Canada still vulnerable to terrorism, experts say

Canada increased airport and border security in the wake of the Sept. 11, 2001 attacks on the U.S., but experts say it is hard to gauge the strength of the new measures five years later.

Canada has increased security at its airports and borders in the wake of the Sept. 11, 2001, attacks on the United States, but experts say it is hard to gauge the strength of the new measures five years later.

"It's very hard to measure whether Canada's safer now than it was on, say Sept. 10, 2001," said Barry Cooper, a political science professor at the University of Calgary. "If there's one thing about terrorists, they can find out about your security [measures] and work around them."

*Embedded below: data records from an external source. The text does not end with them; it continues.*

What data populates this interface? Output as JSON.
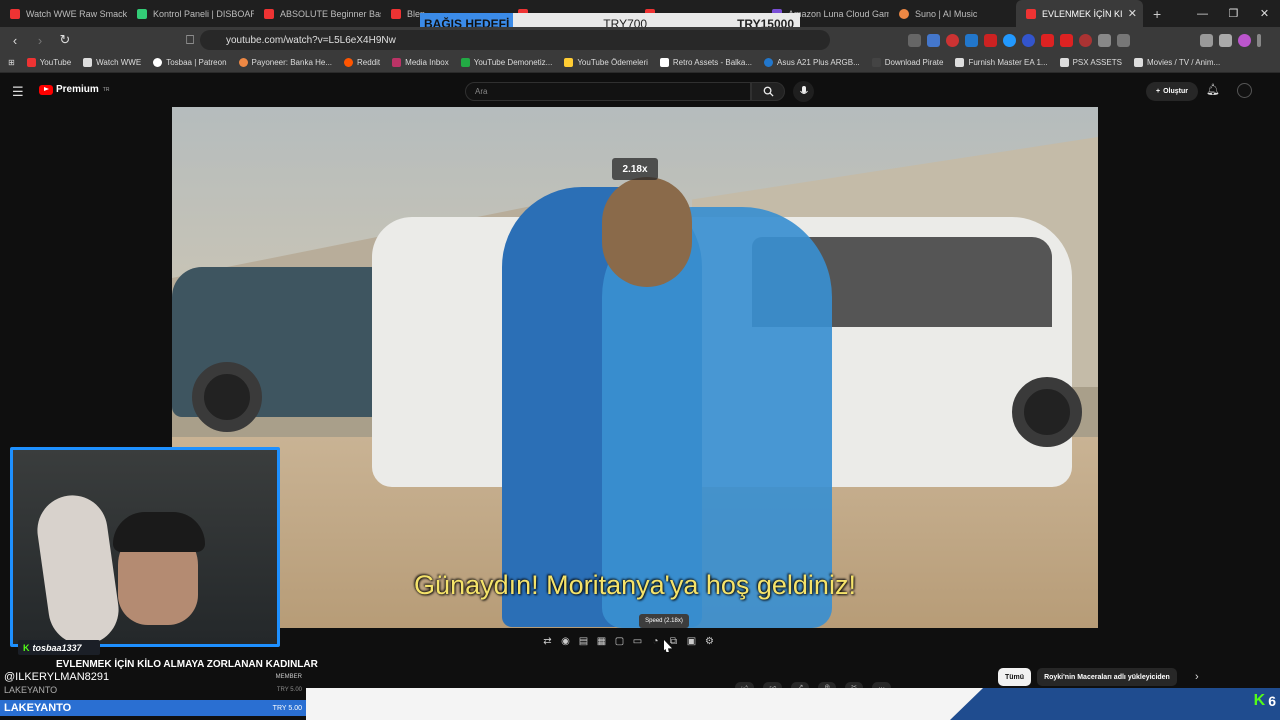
{
  "browser": {
    "tabs": [
      {
        "label": "Watch WWE Raw SmackD",
        "color": "#e33"
      },
      {
        "label": "Kontrol Paneli | DISBOARD",
        "color": "#3c7"
      },
      {
        "label": "ABSOLUTE Beginner Basic",
        "color": "#e33"
      },
      {
        "label": "Blen",
        "color": "#e33"
      },
      {
        "label": "",
        "color": "#e33"
      },
      {
        "label": "",
        "color": "#e33"
      },
      {
        "label": "Amazon Luna Cloud Gami",
        "color": "#7a4fd6"
      },
      {
        "label": "Suno | AI Music",
        "color": "#e84"
      },
      {
        "label": "EVLENMEK İÇİN KI",
        "color": "#e33",
        "active": true
      }
    ],
    "new_tab": "+",
    "url": "youtube.com/watch?v=L5L6eX4H9Nw",
    "bookmarks": [
      {
        "label": "YouTube",
        "color": "#e33"
      },
      {
        "label": "Watch WWE",
        "color": "#ddd"
      },
      {
        "label": "Tosbaa | Patreon",
        "color": "#fff"
      },
      {
        "label": "Payoneer: Banka He...",
        "color": "#e84"
      },
      {
        "label": "Reddit",
        "color": "#f50"
      },
      {
        "label": "Media Inbox",
        "color": "#b36"
      },
      {
        "label": "YouTube Demonetiz...",
        "color": "#2a4"
      },
      {
        "label": "YouTube Ödemeleri",
        "color": "#fc3"
      },
      {
        "label": "Retro Assets - Balka...",
        "color": "#fff"
      },
      {
        "label": "Asus A21 Plus ARGB...",
        "color": "#27c"
      },
      {
        "label": "Download Pirate",
        "color": "#444"
      },
      {
        "label": "Furnish Master EA 1...",
        "color": "#ddd"
      },
      {
        "label": "PSX ASSETS",
        "color": "#ddd"
      },
      {
        "label": "Movies / TV / Anim...",
        "color": "#ddd"
      }
    ]
  },
  "donation": {
    "label": "BAĞIŞ HEDEFİ",
    "current": "TRY700",
    "target": "TRY15000"
  },
  "youtube": {
    "logo_text": "Premium",
    "logo_sup": "TR",
    "search_placeholder": "Ara",
    "create_label": "Oluştur",
    "speed_overlay": "2.18x",
    "subtitle": "Günaydın! Moritanya'ya hoş geldiniz!",
    "speed_tooltip": "Speed (2.18x)",
    "video_title": "EVLENMEK İÇİN KİLO ALMAYA ZORLANAN KADINLAR",
    "channel_name": "Royki'nin Maceraları",
    "chips": [
      {
        "label": "Tümü",
        "active": true
      },
      {
        "label": "Royki'nin Maceraları adlı yükleyiciden",
        "active": false
      }
    ]
  },
  "stream": {
    "cam_username": "tosbaa1337",
    "chat": [
      {
        "user": "@ILKERYLMAN8291",
        "badge": "MEMBER"
      },
      {
        "user": "LAKEYANTO",
        "amount": "TRY 5.00"
      },
      {
        "user": "LAKEYANTO",
        "amount": "TRY 5.00"
      }
    ],
    "footer_count": "6"
  }
}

The Liberal government at the time of the attacks promised nearly $8 billion in spending to boost security at Canada's airports and elsewhere.

"If laws need to be changed, they will be,"Prime MinisterJean Chrétien vowed at that time. "If security has to be increased to protect Canadians, it will be."

The new security measures include tougher screening of luggage at airports, an increase in the number of guards along the Canada-U.S. border,additional agents for CSIS and expanded powers for police to crack down on suspected militants plotting attacks on Canadian soil.

Canadians not invulnerable

John Manley, who was the minister put in charge of the security buildup,said Canadians should not feel invulnerable to extremist threats.

"I don't think a plane will fly into a building again because we've barricaded cockpits and other things," Manley, now out of politics,told CBC News. "I do fear there are other ways that the civilian population could be terrified and harmed by people willing to do it."

An example of that came last month, when British police arrested two dozen people inthe London area, accusing them of plotting to blow up planes heading for the United States using gels and liquids that could be combined in mid-flight to forman explosive material.

Soon after, Transport Canada imposed increased restrictions on travellers at Canadian airports. Among other things,passengers were no longer allowed to carry water, shampoo or other liquids and gels in their carry-on luggage.

Conservatives add money to security budget

The Conservative government, whichtook office in January,has kept up the former Liberal government's emphasis on improving security, pledging another $1.4 billion in its spring budget.

"You can never be 100-per-cent safe; there's no system in the world that can guarantee that," said Public Safety Minister Stockwell Day. "But I can tell you our levels of safety and security are the highest anywhere in the world."

Prime Minister Stephen Harper, who was Opposition leader in 2002,paid tribute Monday evening to the victims of the attacks while making the case for the necessity of the Canadian operation in Afghanistan.

Surrounded by relatives of some of the 24 Canadians killed in the U.S. on Sept. 11, 2001, Harper stressed the importance of Canada's role in Afghanistan, calling the Taliban a source of the terror that led to the deadly attacks.

More than 2,000 Canadiansare stationed in Kandahar; in May,Parliament voted in favour of committing the Afghan mission to 2009.